Samsung IS Android, but is that good?
Samsung has been at the bleeding edge of innovation for the Android space. You could go so far as to say that Samsung IS Android, although Google is sticking around the smartphone game. Coming from someone who has both the Z Fold 2 and S21 Ultra, it’s easy to say that the “Galaxy effect” has gotten a bit long in the tooth.
I miss the days where you could walk into a big box store or your carrier store and see walls lined with flagship options. Flashing back to 2014, and we had the LG G3, HTC One M8, Moto X, Galaxy S5, Xperia Z3, and more. Today, we have the Galaxy S21, OnePlus 9 (presumably soon), and….
There’s nothing wrong with having two options for Android (ignoring iOS here), but the more the merrier. Google has already moved down to the budget and mid-range market, Motorola’s biggest success comes from the Moto G line, Sony is largely irrelevant, and LG is looking to get out of the business.
It’s even evident in the foldable market, with just the Z Fold 2 and Z Flip being the two best options. The Surface Duo is a niche device in an already niche market, and the Moto RAZR was nothing more than a failed experiment that had a lot of promise thanks to brand recognition, but Motorola failed horribly in execution. There are rumors that Google is working on a foldable phone, but we have no clue what that will even look at. LG took to CES 2021 to show us the Rollable, and we’ve seen similar options from TCL and others, but those feel more like concept devices and nothing that will actually make it to the market. Let alone the fact that LG could be
Samsung has created almost the perfect combination of hardware and software thanks to the move from TouchWiz to One UI. And Samsung’s hardware is only really rivaled by that of the iPhone here in the U.S. There’s a Galaxy device available for every price imaginable, and the S20 FE showed us that Samsung actually listens to its customers (save for some display QC issues).
As long as Google keeps the Pixel around, there will be something for the “purists” out there, and of course, there’s the vast world of rooting if you want to change up the software on your phone. But Google’s not in the flagship race at the moment, and
Samsung needs some competition
OnePlus is seemingly turning into Samsung Jr. with the introduction of the Nord line in 2020. From the OnePlus 8 Pro, 8T, and three different Nord models, the company is also trying to fill the space at every price point. But there really aren’t too many differences even between OxygenOS and One UI with the update to Android 11.
Imitation is the finest form of flattery, and OnePlus is really churning out some pretty awesome smartphones, even if the software updates are a source of potential frustration. But OnePlus can’t be the last line of defense from Samsung taking over the flagship market for good here in the U.S. We need more options, more choices, different flavors.

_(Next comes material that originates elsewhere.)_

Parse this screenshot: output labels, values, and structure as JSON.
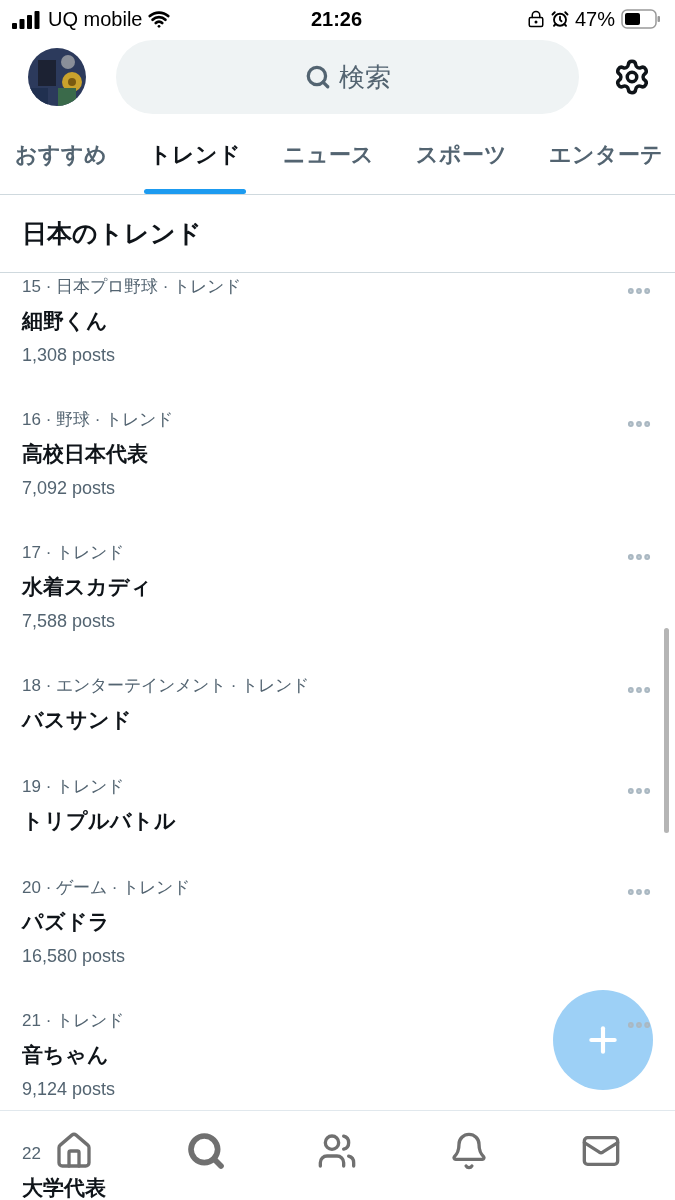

All of this is to say that we, as consumers, need to see more competition for Samsung in the Android space. The glass slabs are already stagnating, which is why we are seeing a pivoted focus to the foldable, but it’s only a matter of time before Samsung “gets bored”. And when that happens, it’ll bring boring devices to the masses and that’s not a smartphone world that I want to see.
I want to see a market flourishing, instead of seeing what Apple did from the iPhone 6 to the iPhone 11 with practically the same design year-over-year. Save for the move from Aluminum to Glass/Stainless steel on the back and frame. Competition is healthy, and it’s more of a necessity for Android phones than ever before.